*Task instructions*
If a line of the data below holds the word "Edit", list it.

Dataset rows describing interfaces:
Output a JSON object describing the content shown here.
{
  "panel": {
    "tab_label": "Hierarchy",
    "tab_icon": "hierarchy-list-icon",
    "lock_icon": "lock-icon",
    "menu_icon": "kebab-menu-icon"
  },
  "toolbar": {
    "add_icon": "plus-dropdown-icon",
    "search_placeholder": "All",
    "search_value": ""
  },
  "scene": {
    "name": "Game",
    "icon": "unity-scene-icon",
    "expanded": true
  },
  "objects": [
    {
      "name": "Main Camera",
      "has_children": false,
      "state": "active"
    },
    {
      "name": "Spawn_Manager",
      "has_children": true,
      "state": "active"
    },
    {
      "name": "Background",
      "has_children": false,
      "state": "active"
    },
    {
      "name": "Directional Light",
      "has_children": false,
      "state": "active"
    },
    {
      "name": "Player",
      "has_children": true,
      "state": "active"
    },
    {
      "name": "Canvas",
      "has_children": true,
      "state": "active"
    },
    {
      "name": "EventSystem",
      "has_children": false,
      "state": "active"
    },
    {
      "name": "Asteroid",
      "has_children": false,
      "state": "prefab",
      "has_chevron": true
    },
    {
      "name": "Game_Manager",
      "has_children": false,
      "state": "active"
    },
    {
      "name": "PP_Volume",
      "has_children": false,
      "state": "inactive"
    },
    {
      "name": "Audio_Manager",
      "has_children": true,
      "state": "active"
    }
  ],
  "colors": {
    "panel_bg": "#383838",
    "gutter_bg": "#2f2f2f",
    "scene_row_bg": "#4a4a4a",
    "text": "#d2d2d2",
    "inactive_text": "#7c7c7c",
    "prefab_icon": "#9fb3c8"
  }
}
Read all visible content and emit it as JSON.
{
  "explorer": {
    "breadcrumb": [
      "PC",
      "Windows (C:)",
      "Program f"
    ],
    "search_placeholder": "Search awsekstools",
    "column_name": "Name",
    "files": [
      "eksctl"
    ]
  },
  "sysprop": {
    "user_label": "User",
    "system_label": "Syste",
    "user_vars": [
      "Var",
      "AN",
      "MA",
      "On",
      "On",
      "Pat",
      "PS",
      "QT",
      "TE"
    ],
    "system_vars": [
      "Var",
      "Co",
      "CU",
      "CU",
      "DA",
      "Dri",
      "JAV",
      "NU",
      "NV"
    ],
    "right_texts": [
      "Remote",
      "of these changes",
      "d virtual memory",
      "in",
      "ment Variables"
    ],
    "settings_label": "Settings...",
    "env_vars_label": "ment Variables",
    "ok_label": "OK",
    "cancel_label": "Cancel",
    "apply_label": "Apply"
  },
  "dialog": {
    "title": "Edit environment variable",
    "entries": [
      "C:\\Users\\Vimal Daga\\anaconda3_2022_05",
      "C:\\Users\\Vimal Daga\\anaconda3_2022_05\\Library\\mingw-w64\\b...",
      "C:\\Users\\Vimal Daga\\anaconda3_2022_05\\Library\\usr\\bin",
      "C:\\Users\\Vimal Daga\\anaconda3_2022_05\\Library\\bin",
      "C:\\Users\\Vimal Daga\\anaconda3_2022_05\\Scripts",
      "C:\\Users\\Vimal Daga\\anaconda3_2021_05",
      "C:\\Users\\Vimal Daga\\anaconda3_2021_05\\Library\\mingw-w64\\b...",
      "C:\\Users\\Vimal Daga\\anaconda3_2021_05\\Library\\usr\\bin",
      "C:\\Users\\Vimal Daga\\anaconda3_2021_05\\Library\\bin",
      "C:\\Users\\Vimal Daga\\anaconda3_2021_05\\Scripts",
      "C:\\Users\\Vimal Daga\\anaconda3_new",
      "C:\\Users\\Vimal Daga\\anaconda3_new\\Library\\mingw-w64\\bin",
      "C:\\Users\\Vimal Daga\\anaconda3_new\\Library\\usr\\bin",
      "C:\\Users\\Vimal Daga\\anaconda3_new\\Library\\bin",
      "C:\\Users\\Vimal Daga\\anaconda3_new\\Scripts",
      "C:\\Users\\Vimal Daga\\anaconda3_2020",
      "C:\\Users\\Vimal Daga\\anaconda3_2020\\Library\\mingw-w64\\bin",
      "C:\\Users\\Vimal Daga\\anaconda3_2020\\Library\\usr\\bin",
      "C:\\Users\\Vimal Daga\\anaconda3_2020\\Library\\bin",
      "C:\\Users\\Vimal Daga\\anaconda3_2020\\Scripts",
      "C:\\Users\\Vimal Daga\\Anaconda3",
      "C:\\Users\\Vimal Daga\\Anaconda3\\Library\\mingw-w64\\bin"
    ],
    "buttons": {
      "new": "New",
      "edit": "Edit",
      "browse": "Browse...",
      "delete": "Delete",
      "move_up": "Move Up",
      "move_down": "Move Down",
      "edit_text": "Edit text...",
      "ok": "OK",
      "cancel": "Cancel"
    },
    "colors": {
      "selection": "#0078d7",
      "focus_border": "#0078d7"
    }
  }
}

*Answer to this task*
    "title": "Edit environment variable",
      "edit": "Edit",
      "edit_text": "Edit text...",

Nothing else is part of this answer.